It was just OK. I doubt quinoa will ever be in my top 20 favorite recipes. If I run across it in a restaurant, I’ll try it one more time.

Steve Parker, M.D.

PS: Even if you don’t know how to pronounce quinoa, you’ll have no trouble with 99.9% of the words in my books.

Recipe: Bacon Bit Brussels Sprouts

Bacon Bit Brussels Sprouts

Bacon Bit Brussels Sprouts

You can incorporate this meal into the Advanced Mediterranean Diet, Ketogenic Mediterranean Diet, or Low-Carb Mediterranean Diet since I provide the nutritional analysis below.

A while back I posted a meal recipe for Bacon Brussels Sprouts to accompany Brian Burgers. To make it a little more convenient, I’ve substituted off-the-shelf real bacon bits instead of frying my own bacon.

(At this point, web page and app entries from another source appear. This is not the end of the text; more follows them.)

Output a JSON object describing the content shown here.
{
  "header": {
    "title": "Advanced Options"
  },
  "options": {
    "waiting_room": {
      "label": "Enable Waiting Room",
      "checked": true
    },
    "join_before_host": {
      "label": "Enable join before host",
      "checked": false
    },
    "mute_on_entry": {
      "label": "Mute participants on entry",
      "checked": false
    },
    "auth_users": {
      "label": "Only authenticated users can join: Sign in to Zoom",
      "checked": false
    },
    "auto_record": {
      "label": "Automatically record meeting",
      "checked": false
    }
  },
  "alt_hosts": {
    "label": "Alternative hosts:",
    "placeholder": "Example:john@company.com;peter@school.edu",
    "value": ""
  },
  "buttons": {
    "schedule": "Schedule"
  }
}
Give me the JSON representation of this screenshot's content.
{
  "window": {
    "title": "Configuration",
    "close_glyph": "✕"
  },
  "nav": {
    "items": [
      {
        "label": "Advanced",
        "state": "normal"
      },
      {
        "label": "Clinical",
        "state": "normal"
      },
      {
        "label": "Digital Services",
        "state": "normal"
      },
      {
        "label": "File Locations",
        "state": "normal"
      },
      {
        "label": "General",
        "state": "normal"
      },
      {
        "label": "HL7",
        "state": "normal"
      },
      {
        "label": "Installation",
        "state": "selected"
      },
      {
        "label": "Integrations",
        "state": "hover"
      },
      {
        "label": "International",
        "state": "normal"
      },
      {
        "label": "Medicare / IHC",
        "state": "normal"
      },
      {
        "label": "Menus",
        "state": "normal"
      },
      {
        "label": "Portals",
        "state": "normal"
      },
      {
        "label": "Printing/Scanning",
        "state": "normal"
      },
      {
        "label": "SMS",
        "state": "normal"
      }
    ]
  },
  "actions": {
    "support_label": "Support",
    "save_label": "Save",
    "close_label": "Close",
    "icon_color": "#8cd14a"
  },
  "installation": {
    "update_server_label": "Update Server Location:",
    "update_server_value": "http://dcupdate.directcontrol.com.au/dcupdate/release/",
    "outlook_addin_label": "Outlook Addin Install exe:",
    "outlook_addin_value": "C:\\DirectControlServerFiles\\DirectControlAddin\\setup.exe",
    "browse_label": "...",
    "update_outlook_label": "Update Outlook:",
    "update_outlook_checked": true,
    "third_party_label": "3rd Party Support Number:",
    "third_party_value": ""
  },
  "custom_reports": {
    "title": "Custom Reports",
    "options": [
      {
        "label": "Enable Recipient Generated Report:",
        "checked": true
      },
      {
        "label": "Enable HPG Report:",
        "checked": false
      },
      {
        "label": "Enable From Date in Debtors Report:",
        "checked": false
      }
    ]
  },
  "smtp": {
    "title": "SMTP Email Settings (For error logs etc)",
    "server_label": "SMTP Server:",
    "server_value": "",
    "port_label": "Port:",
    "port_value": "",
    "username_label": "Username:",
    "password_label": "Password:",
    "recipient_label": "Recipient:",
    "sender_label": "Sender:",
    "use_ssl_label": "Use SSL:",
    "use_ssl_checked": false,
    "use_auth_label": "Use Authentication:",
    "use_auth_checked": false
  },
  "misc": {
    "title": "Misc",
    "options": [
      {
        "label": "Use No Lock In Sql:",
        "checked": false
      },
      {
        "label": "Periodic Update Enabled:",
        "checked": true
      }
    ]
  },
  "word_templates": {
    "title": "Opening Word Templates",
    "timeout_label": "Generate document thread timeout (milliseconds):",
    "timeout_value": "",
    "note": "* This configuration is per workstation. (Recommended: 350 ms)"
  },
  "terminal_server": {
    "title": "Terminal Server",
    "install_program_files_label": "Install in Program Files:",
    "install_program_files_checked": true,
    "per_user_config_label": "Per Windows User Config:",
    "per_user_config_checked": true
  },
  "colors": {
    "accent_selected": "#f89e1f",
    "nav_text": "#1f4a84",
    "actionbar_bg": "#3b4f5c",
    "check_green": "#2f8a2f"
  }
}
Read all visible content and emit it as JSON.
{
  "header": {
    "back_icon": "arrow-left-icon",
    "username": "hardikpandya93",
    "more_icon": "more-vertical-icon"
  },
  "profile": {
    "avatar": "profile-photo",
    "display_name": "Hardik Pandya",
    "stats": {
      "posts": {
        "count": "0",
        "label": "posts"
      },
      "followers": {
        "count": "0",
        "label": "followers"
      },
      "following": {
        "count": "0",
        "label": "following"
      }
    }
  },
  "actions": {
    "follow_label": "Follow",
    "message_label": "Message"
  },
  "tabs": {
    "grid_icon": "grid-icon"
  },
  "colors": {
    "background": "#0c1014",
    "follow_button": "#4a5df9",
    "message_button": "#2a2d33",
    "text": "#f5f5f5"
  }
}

I traded olive oil for the bacon grease. The two versions taste very similar.

diabetic diet, paleobetic diet, low-carb diet

It took 10 minutes of chopping to shred the sprouts

Ingredients:

1 lb (454 g) Brussels sprouts, raw, shredded (slice off and discard the bases first)

4 tbsp (60 ml) extra virgin olive oil

5 tbsp (75 ml or 35 g real bacon bits or crumbles (e.g., by Hormel or Oscar Mayer)

2 garlic cloves, minced (optional)

1/8 (0.6 ml) tsp salt

1/4 tsp (1.2 ml) ground black pepper

3 tbsp (45 ml) water

Instructions:

diabetic diet, paleobetic diet, low-carb diet

Steaming in progress

You’ll be steaming this in a pan with a lid. Put the garlic and olive oil in a pan and cook over medium-high heat for a few minutes to release the flavor of the garlic. Add the water to the pan and let it warm up for a half a minute or so on medium-high heat. Then add the shredded sprouts and cover with the lid. After a minute on this medium-high heat, turn it down to medium. The sprouts will have to cook for only 4–6 minutes. Every minute, shake the pan to keep contents from sticking. You might need to remove the lid and stir with a spoon once, but that lets ourtyour steam and may prolong cooking time. The sprouts are soft when done. Then remove from heat, add the bacon bits, salt, and pepper, then mix thoroughly.

When time allows, I’d like to experiment with this by leaving out the bacon and using various spices instead. Do you know what goes well with Brussels sprouts?

Number of Servings: 3 (1 cup or 240 ml each)

Nutritional Analysis per Serving:

Advanced Mediterranean Diet boxes: 2 veggie, 1.5 fat

71% fat

19% carbohydrate

10% protein

270 calories

14 g carbohydrate

6 g fiber

8 g digestible carbohydrate

328 mg sodium

646 mg potassium

Prominent feature: High in vitamin C (over 10o% of your RDA)

diabetic diet, low-carb diet, paleobetic diet

Brian burger and bacon Brussels sprouts